adj 1: having a supporting base; "a standing lamp" [syn: {standing(a)}]
2: (of fluids) not moving or flowing; "mosquitoes breed in
standing water" [syn: {standing(a)}] [ant: {running(a)}]
3: not created for a particular occasion; "a standing
committee" [syn: {standing(a)}]
4: maintaining an erect position; "standing timber"; "many
buildings were still standing" [syn: {upright}] [ant: {falling}]
5: executed in or initiated from a standing position; "a
standing ovation"; "race from a standing start"; "a
standing jump"; "a standing ovation" [syn: {standing(a)}]
[ant: {running(a)}]
6: (of persons) on the feet; having the torso in an erect
position supported by straight legs; "standing room only";
"a standing ovation" [ant: {seated}]
7: permanent; "a standing army"
8: not cut down; "standing timber"; "uncut trees" [syn: {uncut}]

standing at English (WD) Of Explained:

Inter: wikipedia » standing (disambiguation)


* Inter: IPA » /ˈstændɪŋ/
  • Inter: audio » en-us-standing.ogg|Audio (US)



  • Inter: present participle of » stand; in the process of coming to an upright position.


    Inter: en-adj » -

  • Erect, not cut down.
    1. : So you punched out a window for ventilation. Was that before or after you noticed you were standing in a lake of gasoline? - 1991, Category: w - :Robert DeNiro|Robert DeNiro (actor), Category: w - :Backdraft (film)|Backdraft
    2. Performed from an erect position.
    3. : standing ovation
    4. Remaining in force or status.
    5. Stagnant; not moving or flowing.
    6. : standing water
    7. : standing committee

      Derived terms

      * standing joke

  • standing order
  • standing ovation
  • standing seam
  • standing wave


    * Inter: sense » stagnant moving, working (committees)


    Inter: en-nou » n

  • Position or reputation in society or a profession: "He does not have much of a standing as a chemist".
    1. Duration.
    2. : a member of long standing
    3. The act of a person who stands, or a place where someone stands.
    4. : I will provide you a good standing to see his entry. — Francis Bacon.
    5. : I think in deep mire, where there is no standing. — Psalms lxix. 2.
    6. Inter: sport » s The position of a team in a league or of a player in a list: "After their last win, their standing went up three places".
    7. Inter: Britis » h room in which to park a vehicle or vehicles
    8. 1992, P.D. James, The Children of Men, page 28:
    9. : "There was no garage at Lathbury Road, but we had standing for two cars in front of the house."
    10. 2000, Bob Breen, Mission Accomplished, East Timor, page 149:
    11. : "The engineering crisis boiled down to roads, hard standing, and waste."
    12. Inter: lega » l The right of a party to bring a legal action, based on the relationship between that party and the matter to which the action relates.
    13. : He may be insulting, a miserable rotter and a fool, but unless he slanders or libels you, or damages your property, you do not have standing to sue him.
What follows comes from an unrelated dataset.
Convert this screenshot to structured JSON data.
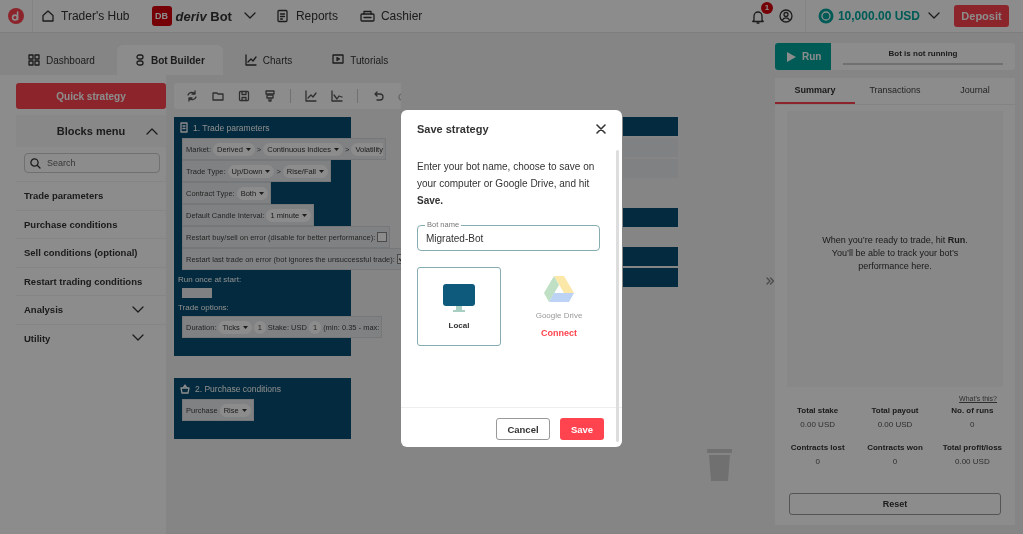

      Derived terms

      * class standing

  • hard standing
  • good standing


    * Inter: rank » foot|beauty|attention|619|standing|books|knows|try

  • Faroese


    * Inter: IPA » ˈstandːɪŋɡ|lang=fo


    From standa (to stand).


    standing {{f}} {{s}}
  • erection


    Inter: fo-decl-noun-f6-s » standing


    * reðurstøða

  • Category: Category:Faroese nouns -
    Category: Category:fo:Physiology -



    From Inter: etyl » en|fr Inter: term » standing|lang=en.


    * Inter: IPA » /stɑ̃diŋ/|lang=fr


    Inter: fr-noun » m
  • standing, status

  • Spanish


    Inter: es-noun » m
    1. status, standing, class
    2. : ''de alto standing
    3. ::high-class

    Translation: de » standing
    Translation: et » standing
    Translation: es » standing
    Translation: fr » standing
    Translation: ko » standing
    Translation: io » standing
    Translation: it » standing
    Translation: kn » standing
    Translation: ku » standing
    Translation: li » standing
    Translation: hu » standing
    Translation: mg » standing
    Translation: ml » standing
    Translation: my » standing
    Translation: ja » standing
    Translation: pl » standing
    Translation: ru » standing
    Category: simple:standing -
    Translation: sv » standing
    Translation: ta » standing
    Translation: te » standing
    Translation: vi » standing
    Translation: zh » standing